Associations between healthy lifestyle behaviors and academic performance in U.S. undergraduates: A secondary Analysis of the American College Health Association's National College Health Assessment II
A cross-sectional observational study investigating forty U.S. colleges and universities on the associations between academic performance with moderate-vigorous physical activity, strength training, fruit and vegetable intake, and sleep. The 16,095 undergraduate students (18-24 years; 70.3% female) that took part in the study self-reported lifestyle variables from the NCHA-II questions, which were then deemed to have either met or not met public health recommendations. The following public health recommendations were met in order of incidence: moderate - vigorous physical activity (41.9%); strength training (32.4%); sleep (23.6%); and fruit and vegetable intake (4.6%). Grade average (ranging from 1-4 points) was higher in students meeting moderate-vigorous physical activity (by 0.03 points), fruit and vegetable consumption (by 0.15 points), and sleep recommendations (by 0.06 points). With the exception of strength training recommendations, which did not significantly affect grade average, it can be concluded that college students who adhere to public health recommendations for lifestyle behaviors have modestly greater grade averages in the U.S.

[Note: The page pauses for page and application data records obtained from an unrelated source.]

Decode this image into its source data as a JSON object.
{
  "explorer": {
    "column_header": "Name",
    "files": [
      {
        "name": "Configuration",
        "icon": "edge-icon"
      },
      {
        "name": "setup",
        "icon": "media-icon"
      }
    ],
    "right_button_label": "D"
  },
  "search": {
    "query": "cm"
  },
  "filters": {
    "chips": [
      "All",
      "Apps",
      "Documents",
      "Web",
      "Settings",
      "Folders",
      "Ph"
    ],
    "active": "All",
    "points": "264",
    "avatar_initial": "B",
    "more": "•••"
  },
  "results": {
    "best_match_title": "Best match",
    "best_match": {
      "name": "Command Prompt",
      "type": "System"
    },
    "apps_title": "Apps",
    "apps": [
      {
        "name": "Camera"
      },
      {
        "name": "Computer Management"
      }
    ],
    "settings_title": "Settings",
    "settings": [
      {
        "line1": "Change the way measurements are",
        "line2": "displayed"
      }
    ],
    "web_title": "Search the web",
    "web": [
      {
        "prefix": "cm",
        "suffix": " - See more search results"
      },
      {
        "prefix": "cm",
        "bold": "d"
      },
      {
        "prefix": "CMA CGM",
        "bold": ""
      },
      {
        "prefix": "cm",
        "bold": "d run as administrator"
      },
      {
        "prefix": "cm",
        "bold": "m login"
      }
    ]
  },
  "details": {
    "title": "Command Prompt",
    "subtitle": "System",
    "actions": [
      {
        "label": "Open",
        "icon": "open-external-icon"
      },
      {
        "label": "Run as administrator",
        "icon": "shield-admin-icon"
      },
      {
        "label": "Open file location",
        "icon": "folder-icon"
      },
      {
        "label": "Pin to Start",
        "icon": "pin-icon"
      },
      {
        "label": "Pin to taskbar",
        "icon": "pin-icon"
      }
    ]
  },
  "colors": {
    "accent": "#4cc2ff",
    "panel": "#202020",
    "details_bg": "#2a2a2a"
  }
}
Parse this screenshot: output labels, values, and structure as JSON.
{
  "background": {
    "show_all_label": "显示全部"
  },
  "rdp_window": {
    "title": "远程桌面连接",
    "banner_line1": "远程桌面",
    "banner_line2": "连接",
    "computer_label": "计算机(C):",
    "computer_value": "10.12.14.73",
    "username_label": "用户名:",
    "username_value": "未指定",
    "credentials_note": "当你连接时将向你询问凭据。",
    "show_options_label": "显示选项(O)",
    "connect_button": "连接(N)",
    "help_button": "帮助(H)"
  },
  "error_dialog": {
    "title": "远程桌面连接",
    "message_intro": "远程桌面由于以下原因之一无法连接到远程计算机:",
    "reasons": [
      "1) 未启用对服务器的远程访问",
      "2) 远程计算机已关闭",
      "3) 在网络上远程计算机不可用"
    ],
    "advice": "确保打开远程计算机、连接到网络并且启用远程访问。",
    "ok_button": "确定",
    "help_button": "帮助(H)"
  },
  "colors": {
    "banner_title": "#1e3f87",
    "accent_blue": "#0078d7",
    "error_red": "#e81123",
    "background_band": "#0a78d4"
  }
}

This 2019 thematic review aimed to provide an overview of the current knowledge of the connection between the lifestyle factors diet, physical activity and sleep hygiene with cognition and learning in children. There are cells or animal research available which suggest a number of possible physiological pathways, however, there was a significant gap in knowledge on lifestyle factors and optimal learning in children. Jirout et. al (2019) highlight that current knowledge on predictors of optimal cognition and learning is incomplete, and likely lacks understanding of many critical facts and relationships, their interactions, and the nature of their relationships, such as there being mediating or confounding factors that could provide important knowledge to increase the efficacy of learning-focused interventions. While there is focus on childcare and school feeding policies, this review aims to call attention to how child development could be supported using a more holistic approach.